» **Exercise goal**: Using the entries that follow, state how many lines contain "Васильев", with no other words.
### Data shown
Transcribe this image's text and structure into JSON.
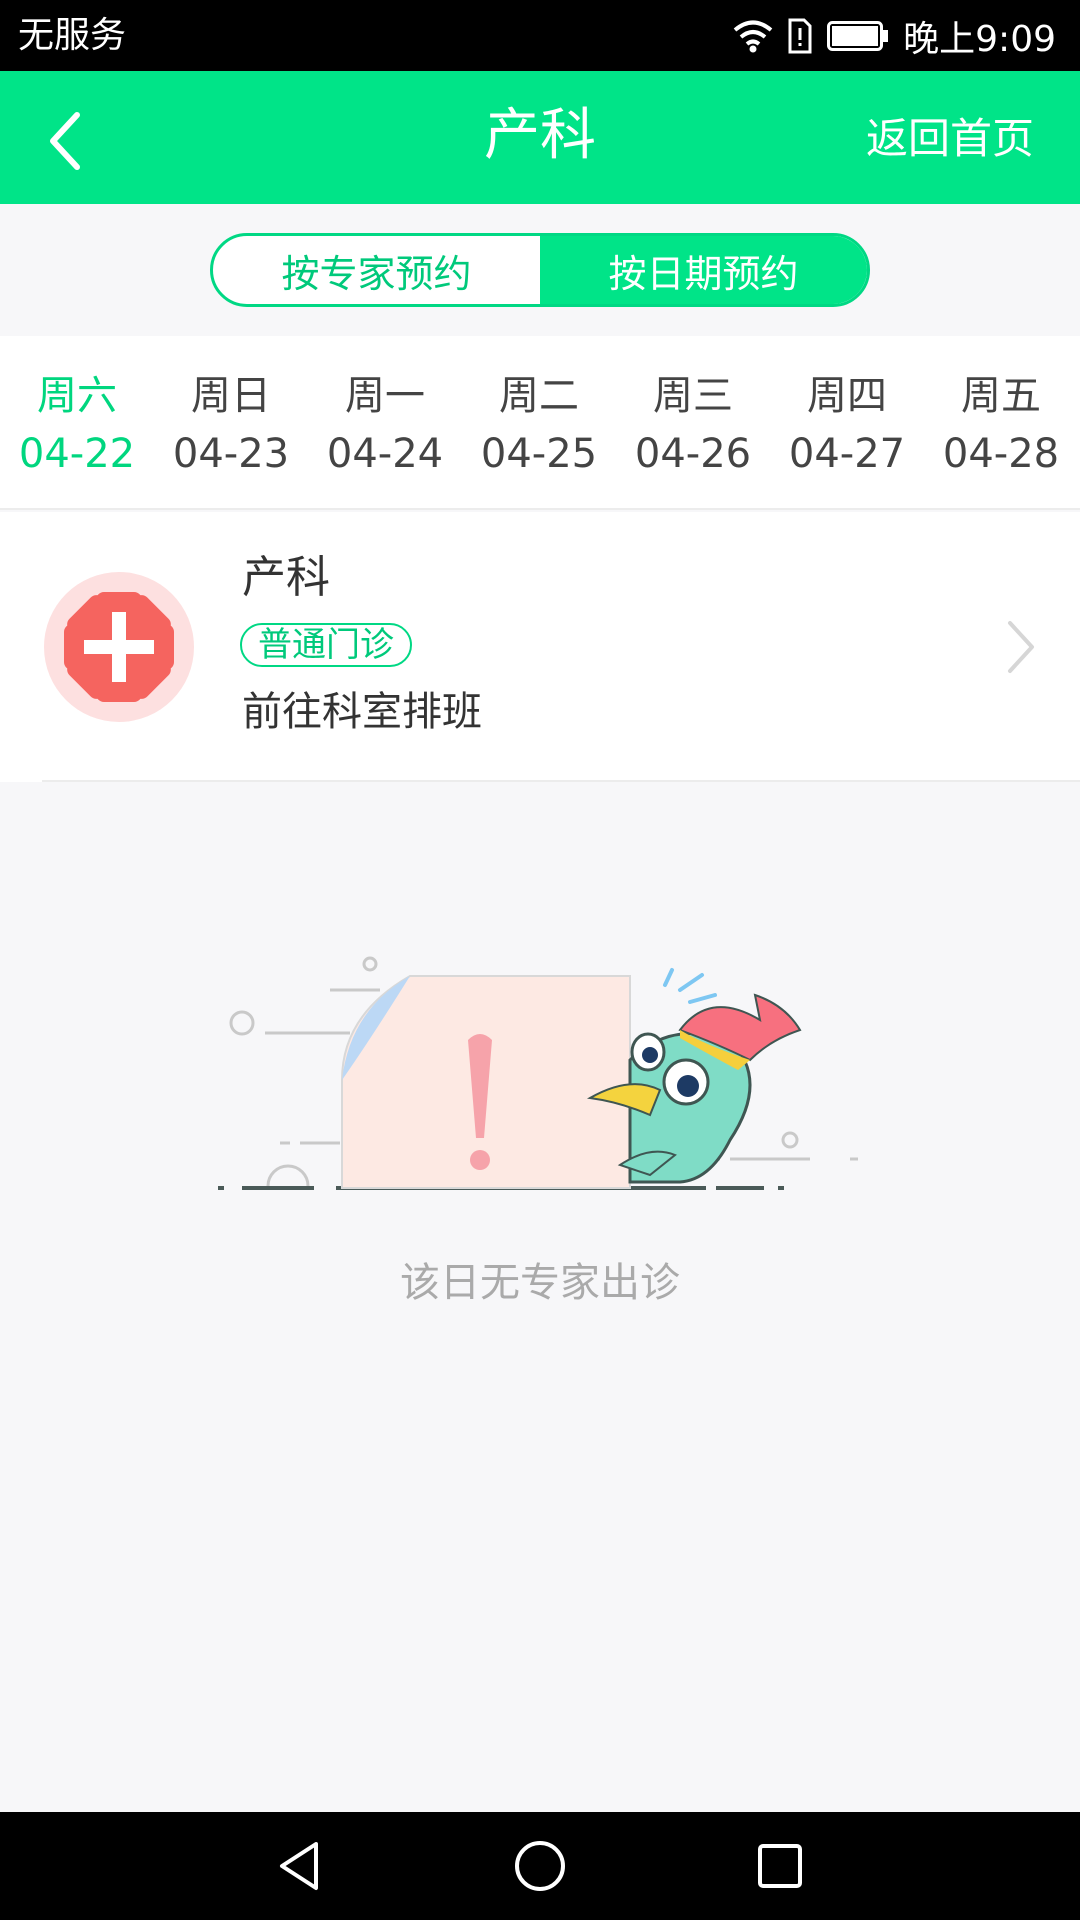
{
  "status_bar": {
    "carrier": "无服务",
    "time": "晚上9:09",
    "icons": [
      "wifi-icon",
      "sim-alert-icon",
      "battery-icon"
    ]
  },
  "header": {
    "title": "产科",
    "back_icon": "chevron-left-icon",
    "home_label": "返回首页"
  },
  "segment": {
    "tabs": [
      {
        "label": "按专家预约",
        "active": false
      },
      {
        "label": "按日期预约",
        "active": true
      }
    ]
  },
  "dates": [
    {
      "weekday": "周六",
      "date": "04-22",
      "active": true
    },
    {
      "weekday": "周日",
      "date": "04-23",
      "active": false
    },
    {
      "weekday": "周一",
      "date": "04-24",
      "active": false
    },
    {
      "weekday": "周二",
      "date": "04-25",
      "active": false
    },
    {
      "weekday": "周三",
      "date": "04-26",
      "active": false
    },
    {
      "weekday": "周四",
      "date": "04-27",
      "active": false
    },
    {
      "weekday": "周五",
      "date": "04-28",
      "active": false
    }
  ],
  "department": {
    "name": "产科",
    "tag": "普通门诊",
    "subtitle": "前往科室排班",
    "icon": "medical-cross-icon"
  },
  "empty_state": {
    "text": "该日无专家出诊",
    "illustration": "bird-with-alert-icon"
  },
  "nav_bar": {
    "icons": [
      "nav-back-icon",
      "nav-home-icon",
      "nav-recents-icon"
    ]
  },
  "colors": {
    "accent": "#00e488",
    "accent_text": "#00c97b",
    "status_bar": "#000000",
    "page_bg": "#f7f7f9"
  }
}
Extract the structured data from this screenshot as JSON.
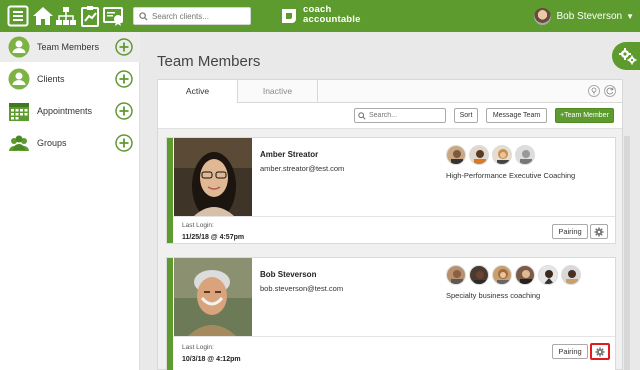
{
  "topbar": {
    "search_placeholder": "Search clients...",
    "logo_line1": "coach",
    "logo_line2": "accountable",
    "user_name": "Bob Steverson",
    "user_caret": "▼",
    "icons": [
      "menu-icon",
      "home-icon",
      "org-chart-icon",
      "clipboard-chart-icon",
      "certificate-icon"
    ],
    "brand_color": "#5d9b2f"
  },
  "sidebar": {
    "items": [
      {
        "label": "Team Members",
        "icon": "team-member-icon",
        "active": true
      },
      {
        "label": "Clients",
        "icon": "client-icon",
        "active": false
      },
      {
        "label": "Appointments",
        "icon": "calendar-icon",
        "active": false
      },
      {
        "label": "Groups",
        "icon": "group-icon",
        "active": false
      }
    ]
  },
  "main": {
    "title": "Team Members",
    "tabs": [
      {
        "label": "Active",
        "active": true
      },
      {
        "label": "Inactive",
        "active": false
      }
    ],
    "toolbar": {
      "search_placeholder": "Search...",
      "sort_label": "Sort",
      "message_label": "Message Team",
      "add_label": "+Team Member"
    },
    "members": [
      {
        "name": "Amber Streator",
        "email": "amber.streator@test.com",
        "program": "High-Performance Executive Coaching",
        "last_login_label": "Last Login:",
        "last_login": "11/25/18 @ 4:57pm",
        "pairing_label": "Pairing",
        "client_count": 4
      },
      {
        "name": "Bob Steverson",
        "email": "bob.steverson@test.com",
        "program": "Specialty business coaching",
        "last_login_label": "Last Login:",
        "last_login": "10/3/18 @ 4:12pm",
        "pairing_label": "Pairing",
        "client_count": 6
      }
    ],
    "highlight_color": "#e21c1c"
  }
}
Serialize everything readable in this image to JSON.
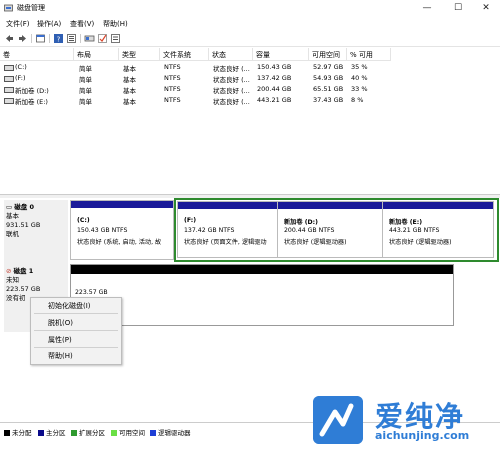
{
  "window": {
    "title": "磁盘管理",
    "minimize": "—",
    "maximize": "☐",
    "close": "✕"
  },
  "menu": [
    "文件(F)",
    "操作(A)",
    "查看(V)",
    "帮助(H)"
  ],
  "toolbar_icons": [
    "back-icon",
    "forward-icon",
    "properties-icon",
    "help-icon",
    "refresh-icon",
    "rescan-icon",
    "check-icon",
    "list-icon"
  ],
  "columns": [
    "卷",
    "布局",
    "类型",
    "文件系统",
    "状态",
    "容量",
    "可用空间",
    "% 可用"
  ],
  "volumes": [
    [
      "(C:)",
      "简单",
      "基本",
      "NTFS",
      "状态良好 (...",
      "150.43 GB",
      "52.97 GB",
      "35 %"
    ],
    [
      "(F:)",
      "简单",
      "基本",
      "NTFS",
      "状态良好 (...",
      "137.42 GB",
      "54.93 GB",
      "40 %"
    ],
    [
      "新加卷 (D:)",
      "简单",
      "基本",
      "NTFS",
      "状态良好 (...",
      "200.44 GB",
      "65.51 GB",
      "33 %"
    ],
    [
      "新加卷 (E:)",
      "简单",
      "基本",
      "NTFS",
      "状态良好 (...",
      "443.21 GB",
      "37.43 GB",
      "8 %"
    ]
  ],
  "disk0": {
    "name": "磁盘 0",
    "type": "基本",
    "size": "931.51 GB",
    "status": "联机",
    "partitions": [
      {
        "name": "(C:)",
        "size": "150.43 GB NTFS",
        "status": "状态良好 (系统, 启动, 活动, 故"
      },
      {
        "name": "(F:)",
        "size": "137.42 GB NTFS",
        "status": "状态良好 (页面文件, 逻辑驱动"
      },
      {
        "name": "新加卷  (D:)",
        "size": "200.44 GB NTFS",
        "status": "状态良好 (逻辑驱动器)"
      },
      {
        "name": "新加卷  (E:)",
        "size": "443.21 GB NTFS",
        "status": "状态良好 (逻辑驱动器)"
      }
    ]
  },
  "disk1": {
    "name": "磁盘 1",
    "type": "未知",
    "size": "223.57 GB",
    "status": "没有初",
    "unallocated": "223.57 GB"
  },
  "context_menu": [
    "初始化磁盘(I)",
    "脱机(O)",
    "属性(P)",
    "帮助(H)"
  ],
  "legend": [
    {
      "label": "未分配",
      "color": "#000000"
    },
    {
      "label": "主分区",
      "color": "#0a0a8a"
    },
    {
      "label": "扩展分区",
      "color": "#2f9a2f"
    },
    {
      "label": "可用空间",
      "color": "#6adf45"
    },
    {
      "label": "逻辑驱动器",
      "color": "#1e3fd6"
    }
  ],
  "watermark": {
    "brand": "爱纯净",
    "url": "aichunjing.com"
  },
  "colors": {
    "primary": "#1a1a99",
    "unallocated": "#000000",
    "selection": "#2e8a2e",
    "watermark": "#2f7dd6"
  }
}
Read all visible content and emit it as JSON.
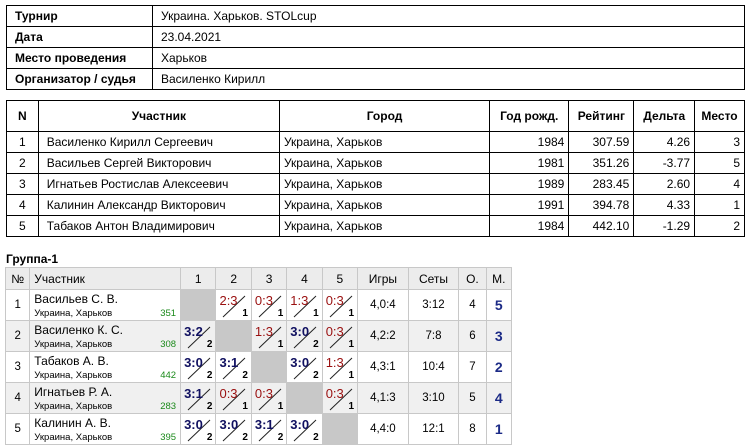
{
  "info": {
    "rows": [
      {
        "label": "Турнир",
        "value": "Украина. Харьков. STOLcup"
      },
      {
        "label": "Дата",
        "value": "23.04.2021"
      },
      {
        "label": "Место проведения",
        "value": "Харьков"
      },
      {
        "label": "Организатор / судья",
        "value": "Василенко Кирилл"
      }
    ]
  },
  "participants": {
    "headers": [
      "N",
      "Участник",
      "Город",
      "Год рожд.",
      "Рейтинг",
      "Дельта",
      "Место"
    ],
    "rows": [
      {
        "n": "1",
        "name": "Василенко Кирилл Сергеевич",
        "city": "Украина, Харьков",
        "year": "1984",
        "rating": "307.59",
        "delta": "4.26",
        "place": "3"
      },
      {
        "n": "2",
        "name": "Васильев Сергей Викторович",
        "city": "Украина, Харьков",
        "year": "1981",
        "rating": "351.26",
        "delta": "-3.77",
        "place": "5"
      },
      {
        "n": "3",
        "name": "Игнатьев Ростислав Алексеевич",
        "city": "Украина, Харьков",
        "year": "1989",
        "rating": "283.45",
        "delta": "2.60",
        "place": "4"
      },
      {
        "n": "4",
        "name": "Калинин Александр Викторович",
        "city": "Украина, Харьков",
        "year": "1991",
        "rating": "394.78",
        "delta": "4.33",
        "place": "1"
      },
      {
        "n": "5",
        "name": "Табаков Антон Владимирович",
        "city": "Украина, Харьков",
        "year": "1984",
        "rating": "442.10",
        "delta": "-1.29",
        "place": "2"
      }
    ]
  },
  "group": {
    "title": "Группа-1",
    "headers": {
      "num": "№",
      "player": "Участник",
      "cols": [
        "1",
        "2",
        "3",
        "4",
        "5"
      ],
      "games": "Игры",
      "sets": "Сеты",
      "points": "О.",
      "place": "М."
    },
    "rows": [
      {
        "num": "1",
        "name": "Васильев С. В.",
        "city": "Украина, Харьков",
        "rating": "351",
        "cells": [
          null,
          {
            "score": "2:3",
            "pts": "1",
            "win": false
          },
          {
            "score": "0:3",
            "pts": "1",
            "win": false
          },
          {
            "score": "1:3",
            "pts": "1",
            "win": false
          },
          {
            "score": "0:3",
            "pts": "1",
            "win": false
          }
        ],
        "games": "4,0:4",
        "sets": "3:12",
        "points": "4",
        "place": "5"
      },
      {
        "num": "2",
        "name": "Василенко К. С.",
        "city": "Украина, Харьков",
        "rating": "308",
        "cells": [
          {
            "score": "3:2",
            "pts": "2",
            "win": true
          },
          null,
          {
            "score": "1:3",
            "pts": "1",
            "win": false
          },
          {
            "score": "3:0",
            "pts": "2",
            "win": true
          },
          {
            "score": "0:3",
            "pts": "1",
            "win": false
          }
        ],
        "games": "4,2:2",
        "sets": "7:8",
        "points": "6",
        "place": "3"
      },
      {
        "num": "3",
        "name": "Табаков А. В.",
        "city": "Украина, Харьков",
        "rating": "442",
        "cells": [
          {
            "score": "3:0",
            "pts": "2",
            "win": true
          },
          {
            "score": "3:1",
            "pts": "2",
            "win": true
          },
          null,
          {
            "score": "3:0",
            "pts": "2",
            "win": true
          },
          {
            "score": "1:3",
            "pts": "1",
            "win": false
          }
        ],
        "games": "4,3:1",
        "sets": "10:4",
        "points": "7",
        "place": "2"
      },
      {
        "num": "4",
        "name": "Игнатьев Р. А.",
        "city": "Украина, Харьков",
        "rating": "283",
        "cells": [
          {
            "score": "3:1",
            "pts": "2",
            "win": true
          },
          {
            "score": "0:3",
            "pts": "1",
            "win": false
          },
          {
            "score": "0:3",
            "pts": "1",
            "win": false
          },
          null,
          {
            "score": "0:3",
            "pts": "1",
            "win": false
          }
        ],
        "games": "4,1:3",
        "sets": "3:10",
        "points": "5",
        "place": "4"
      },
      {
        "num": "5",
        "name": "Калинин А. В.",
        "city": "Украина, Харьков",
        "rating": "395",
        "cells": [
          {
            "score": "3:0",
            "pts": "2",
            "win": true
          },
          {
            "score": "3:0",
            "pts": "2",
            "win": true
          },
          {
            "score": "3:1",
            "pts": "2",
            "win": true
          },
          {
            "score": "3:0",
            "pts": "2",
            "win": true
          },
          null
        ],
        "games": "4,4:0",
        "sets": "12:1",
        "points": "8",
        "place": "1"
      }
    ]
  }
}
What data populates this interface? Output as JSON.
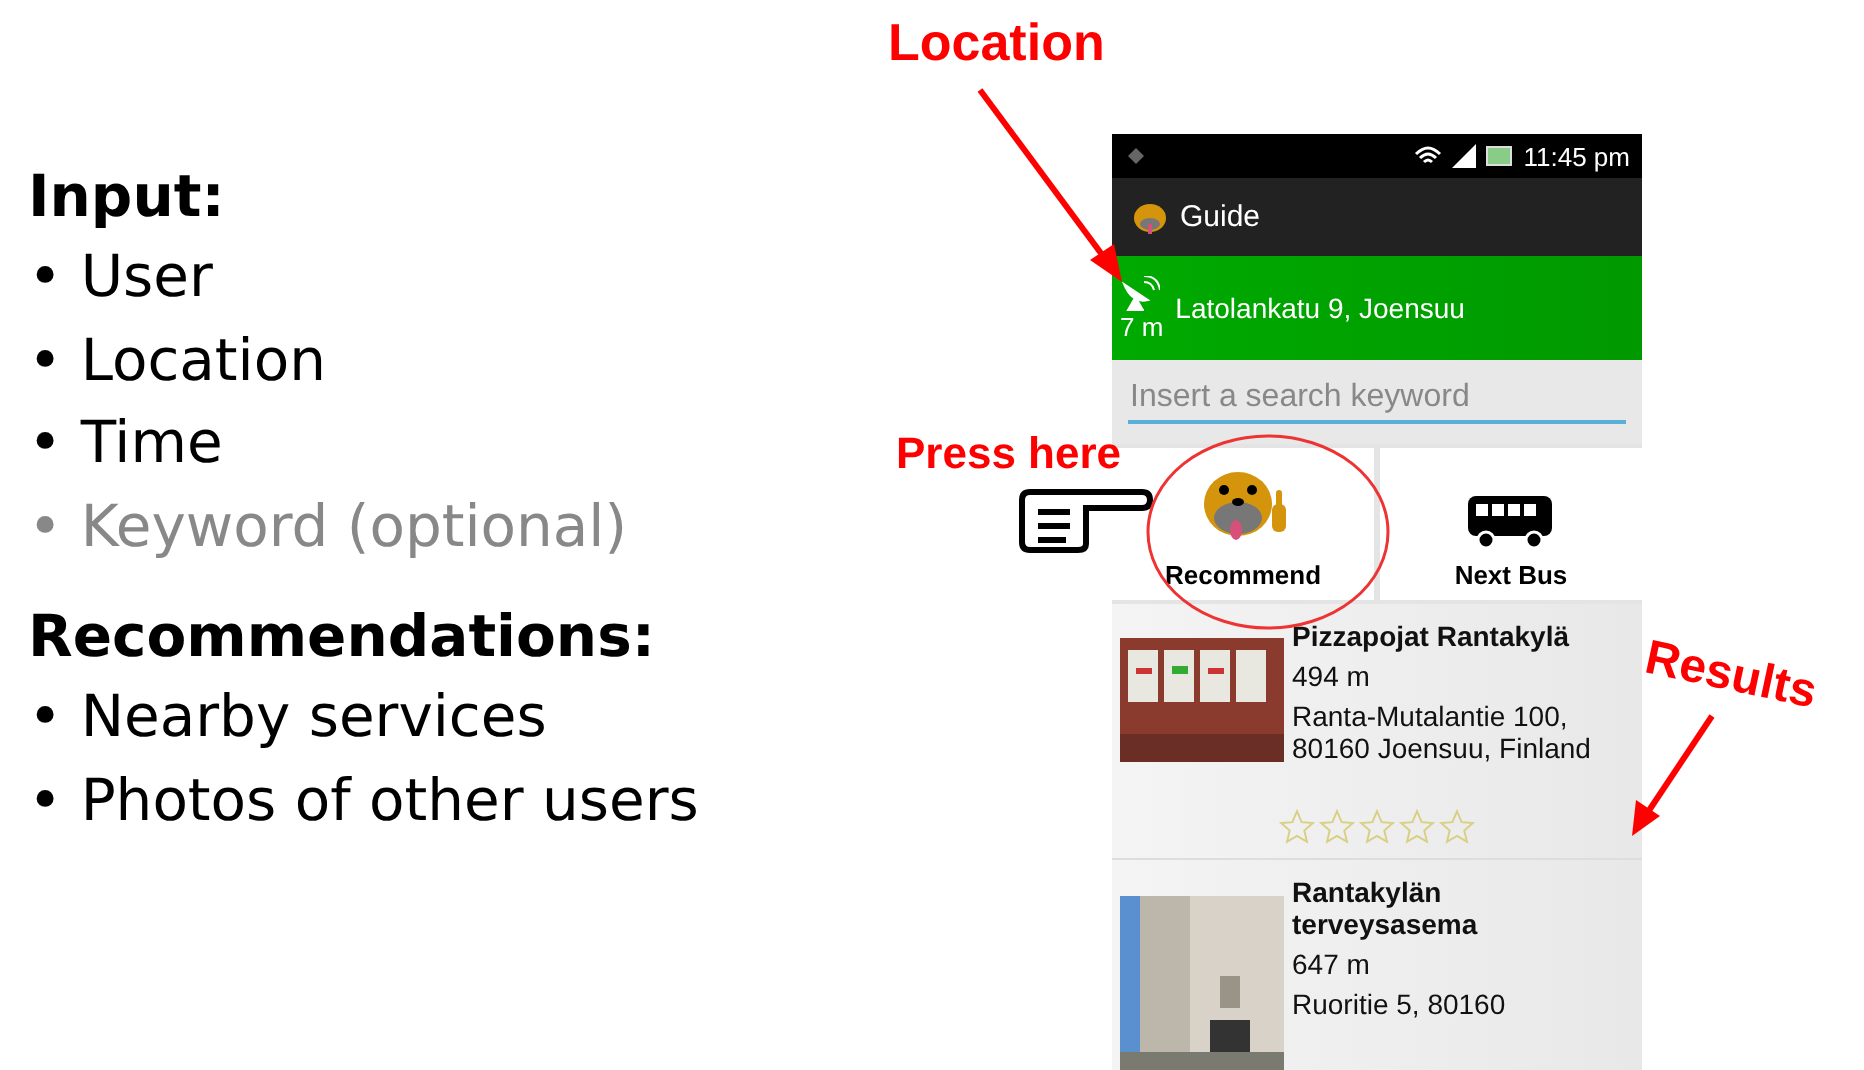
{
  "slide": {
    "sections": [
      {
        "heading": "Input:",
        "items": [
          {
            "text": "• User",
            "dimmed": false
          },
          {
            "text": "• Location",
            "dimmed": false
          },
          {
            "text": "• Time",
            "dimmed": false
          },
          {
            "text": "• Keyword (optional)",
            "dimmed": true
          }
        ]
      },
      {
        "heading": "Recommendations:",
        "items": [
          {
            "text": "• Nearby services",
            "dimmed": false
          },
          {
            "text": "• Photos of other users",
            "dimmed": false
          }
        ]
      }
    ],
    "annotations": [
      {
        "kind": "location",
        "text": "Location"
      },
      {
        "kind": "press",
        "text": "Press here"
      },
      {
        "kind": "results",
        "text": "Results"
      }
    ]
  },
  "phone": {
    "status_bar": {
      "time": "11:45 pm"
    },
    "app_bar": {
      "title": "Guide"
    },
    "location": {
      "address": "Latolankatu 9, Joensuu",
      "accuracy": "7 m"
    },
    "search": {
      "placeholder": "Insert a search keyword"
    },
    "actions": [
      {
        "kind": "recommend",
        "label": "Recommend"
      },
      {
        "kind": "bus",
        "label": "Next Bus"
      }
    ],
    "results": [
      {
        "kind": "picture",
        "name": "Pizzapojat Rantakylä",
        "distance": "494 m",
        "address": "Ranta-Mutalantie 100, 80160 Joensuu, Finland",
        "stars": 0
      },
      {
        "kind": "picture",
        "name": "Rantakylän terveysasema",
        "distance": "647 m",
        "address": "Ruoritie 5, 80160"
      }
    ]
  }
}
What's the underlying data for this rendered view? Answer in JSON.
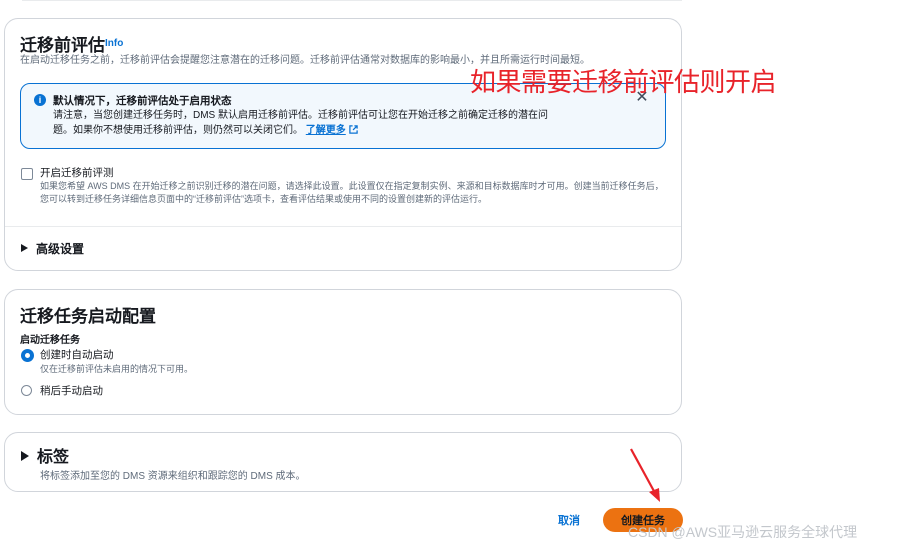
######
» **Result below**: 2